Segment Open

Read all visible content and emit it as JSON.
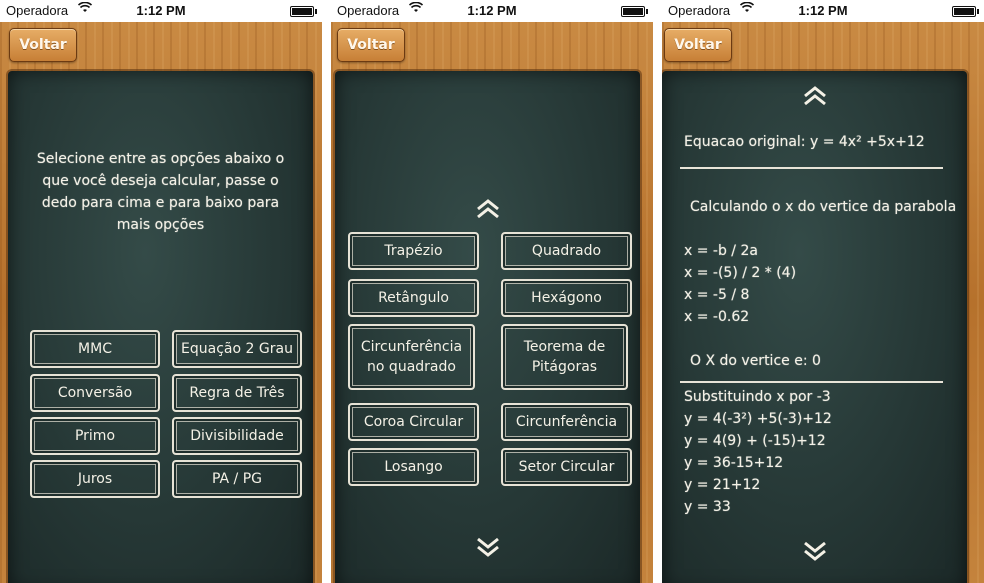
{
  "status": {
    "carrier": "Operadora",
    "time": "1:12 PM"
  },
  "back_label": "Voltar",
  "screen1": {
    "intro": "Selecione entre as opções abaixo o que você deseja calcular, passe o dedo para cima e para baixo para mais opções",
    "options": [
      "MMC",
      "Equação 2 Grau",
      "Conversão",
      "Regra de Três",
      "Primo",
      "Divisibilidade",
      "Juros",
      "PA / PG"
    ]
  },
  "screen2": {
    "options": [
      "Trapézio",
      "Quadrado",
      "Retângulo",
      "Hexágono",
      "Circunferência no quadrado",
      "Teorema de Pitágoras",
      "Coroa Circular",
      "Circunferência",
      "Losango",
      "Setor Circular"
    ]
  },
  "screen3": {
    "original": "Equacao original: y = 4x² +5x+12",
    "heading": "Calculando o x do vertice da parabola",
    "steps": [
      "x = -b / 2a",
      "x = -(5) / 2 * (4)",
      "x = -5 / 8",
      "x = -0.62"
    ],
    "vertex": "O X do vertice e: 0",
    "subst_title": "Substituindo x por -3",
    "subst": [
      "y = 4(-3²) +5(-3)+12",
      "y = 4(9) + (-15)+12",
      "y = 36-15+12",
      "y = 21+12",
      "y = 33"
    ]
  },
  "colors": {
    "board": "#263836",
    "chalk": "#f4f1e6",
    "wood": "#c07a35"
  },
  "icons": [
    "wifi-icon",
    "battery-icon",
    "chevron-up-icon",
    "chevron-down-icon"
  ]
}
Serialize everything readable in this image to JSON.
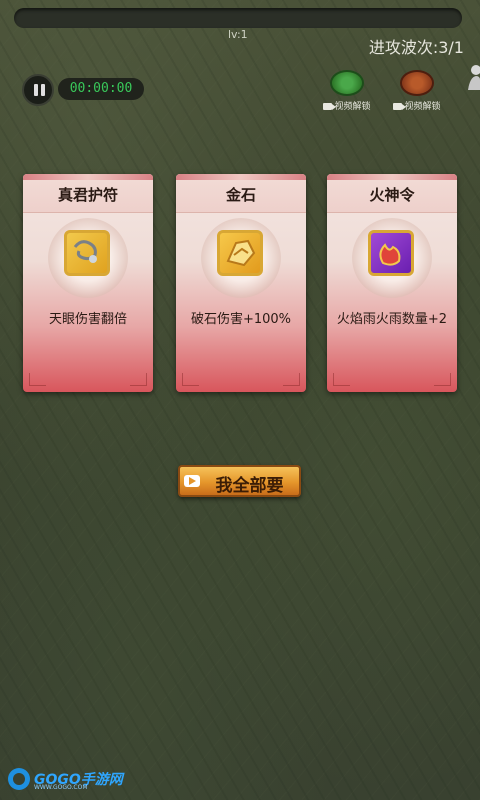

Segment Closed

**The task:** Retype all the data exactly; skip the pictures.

**Completed exercise:**
Read all visible content and emit it as JSON.
{
  "status": {
    "carrier": "Operadora",
    "time": "1:12 PM"
  },
  "back_label": "Voltar",
  "screen1": {
    "intro": "Selecione entre as opções abaixo o que você deseja calcular, passe o dedo para cima e para baixo para mais opções",
    "options": [
      "MMC",
      "Equação 2 Grau",
      "Conversão",
      "Regra de Três",
      "Primo",
      "Divisibilidade",
      "Juros",
      "PA / PG"
    ]
  },
  "screen2": {
    "options": [
      "Trapézio",
      "Quadrado",
      "Retângulo",
      "Hexágono",
      "Circunferência no quadrado",
      "Teorema de Pitágoras",
      "Coroa Circular",
      "Circunferência",
      "Losango",
      "Setor Circular"
    ]
  },
  "screen3": {
    "original": "Equacao original: y = 4x² +5x+12",
    "heading": "Calculando o x do vertice da parabola",
    "steps": [
      "x = -b / 2a",
      "x = -(5) / 2 * (4)",
      "x = -5 / 8",
      "x = -0.62"
    ],
    "vertex": "O X do vertice e: 0",
    "subst_title": "Substituindo x por -3",
    "subst": [
      "y = 4(-3²) +5(-3)+12",
      "y = 4(9) + (-15)+12",
      "y = 36-15+12",
      "y = 21+12",
      "y = 33"
    ]
  },
  "colors": {
    "board": "#263836",
    "chalk": "#f4f1e6",
    "wood": "#c07a35"
  },
  "icons": [
    "wifi-icon",
    "battery-icon",
    "chevron-up-icon",
    "chevron-down-icon"
  ]
}
Serialize everything readable in this image to JSON.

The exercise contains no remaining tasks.